The FFU is designed based on the CubeSat Design Specification and resembles a single unit (1U) CubeSat (cubesat.org). With the outer dimensions of 10 x 10 x 13 cm³ an a weight of about 1.3 kg it is very close to conventional 1U CubeSats. It features the main subsystems required to operate a satellite.
- The electrical power system distributes power to other subsystems and turns them on/off as required.
- The payload, command and data handling controls the different operations onboard the satellite. It gathers and stores data.
- The communication system is sending GPS data via Globalstar satellites to the TUPEX-6 ground station.
- The attitude control system is made up of four pFDA and is the payload of this mission.
- The automatic packet reporting system (APRS) is another communication system transmitting directly to the TUPEX-6 ground station.
- The recovery system includes a parachute that will be deployed, once the FFU reenters into the inner atmosphere.
A rendering of the FFU.
The APRS is basically a printed circuit board (PCB) with an Antenna. Its primary function is to locate the FFU through GPS after its safe landing. The systems secondary function is sending experiment data during flight to the TUPEX-6 ground station. This is done to still be able to determine the success of the experiment, even in case, the FFU can’t be located via GPS. Additionally, it's planned to include a camera on top of the APRS PCB to snap some fancy pictures in space to show the world.

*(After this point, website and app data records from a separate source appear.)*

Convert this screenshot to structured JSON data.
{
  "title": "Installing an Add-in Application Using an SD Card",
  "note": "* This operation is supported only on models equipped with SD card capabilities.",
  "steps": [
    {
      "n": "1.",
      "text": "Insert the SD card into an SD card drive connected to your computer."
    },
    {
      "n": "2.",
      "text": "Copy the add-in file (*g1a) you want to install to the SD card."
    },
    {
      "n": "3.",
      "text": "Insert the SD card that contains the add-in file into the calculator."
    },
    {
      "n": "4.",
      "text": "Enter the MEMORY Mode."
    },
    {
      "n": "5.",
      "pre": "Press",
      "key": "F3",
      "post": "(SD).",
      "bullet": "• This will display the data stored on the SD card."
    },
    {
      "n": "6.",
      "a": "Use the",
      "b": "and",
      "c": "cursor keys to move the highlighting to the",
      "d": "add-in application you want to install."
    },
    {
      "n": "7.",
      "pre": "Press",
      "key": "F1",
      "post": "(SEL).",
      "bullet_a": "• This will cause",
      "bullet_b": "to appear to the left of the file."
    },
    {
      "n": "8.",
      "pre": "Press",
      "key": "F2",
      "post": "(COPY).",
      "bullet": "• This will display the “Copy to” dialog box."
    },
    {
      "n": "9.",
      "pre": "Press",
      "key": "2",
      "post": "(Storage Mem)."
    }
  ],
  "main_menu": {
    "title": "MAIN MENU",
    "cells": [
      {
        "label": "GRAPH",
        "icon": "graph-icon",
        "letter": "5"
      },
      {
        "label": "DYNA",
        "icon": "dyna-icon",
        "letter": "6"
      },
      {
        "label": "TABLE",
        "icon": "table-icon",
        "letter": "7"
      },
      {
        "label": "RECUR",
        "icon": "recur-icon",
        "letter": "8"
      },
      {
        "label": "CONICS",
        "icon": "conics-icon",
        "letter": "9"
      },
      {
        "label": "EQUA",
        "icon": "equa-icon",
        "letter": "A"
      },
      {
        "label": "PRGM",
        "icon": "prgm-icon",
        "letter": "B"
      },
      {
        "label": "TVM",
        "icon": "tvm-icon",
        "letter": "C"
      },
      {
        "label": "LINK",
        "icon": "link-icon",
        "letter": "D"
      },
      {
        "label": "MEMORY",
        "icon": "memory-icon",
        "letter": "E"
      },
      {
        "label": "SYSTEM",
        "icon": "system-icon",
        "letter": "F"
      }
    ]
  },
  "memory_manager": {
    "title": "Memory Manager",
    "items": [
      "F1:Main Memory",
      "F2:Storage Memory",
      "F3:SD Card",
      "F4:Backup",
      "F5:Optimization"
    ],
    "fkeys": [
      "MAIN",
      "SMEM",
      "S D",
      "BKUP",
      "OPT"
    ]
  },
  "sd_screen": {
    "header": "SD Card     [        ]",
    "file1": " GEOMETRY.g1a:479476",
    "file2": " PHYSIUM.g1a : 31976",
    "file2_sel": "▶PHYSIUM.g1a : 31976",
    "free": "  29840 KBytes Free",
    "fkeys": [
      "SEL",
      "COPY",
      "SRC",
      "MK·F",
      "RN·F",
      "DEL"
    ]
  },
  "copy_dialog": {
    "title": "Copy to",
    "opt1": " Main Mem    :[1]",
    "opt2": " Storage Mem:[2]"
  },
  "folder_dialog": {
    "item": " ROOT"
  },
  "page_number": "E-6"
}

The back side of the APRS PCB with the TUPEX-6 logo.
The front side of the APRS PCB with the socket for the antenna in the middle.
To fetch the experiment data from the FFU, its recovery is required. Therefore, it is equipt with a recovery system which consists of a parachute deployment system. This system consists of electromagnets that hold the lid in place encapsulating the parachute and its auxiliary components. During the descent, when a favorable altitude is reached electromagnets are deactivated and the springs inside push against the lid to eject the parachute. The parachute will make sure we achive a soft landing on the ground.
The Recovery system also features a GPS Transceiver which detects the location after the parachute has deployed and transmits that information over to us via satellite link. During the assembly of the FFU payload, the recovery system is attached on top of the pFDA payload and made to slide into the outer aluminum body.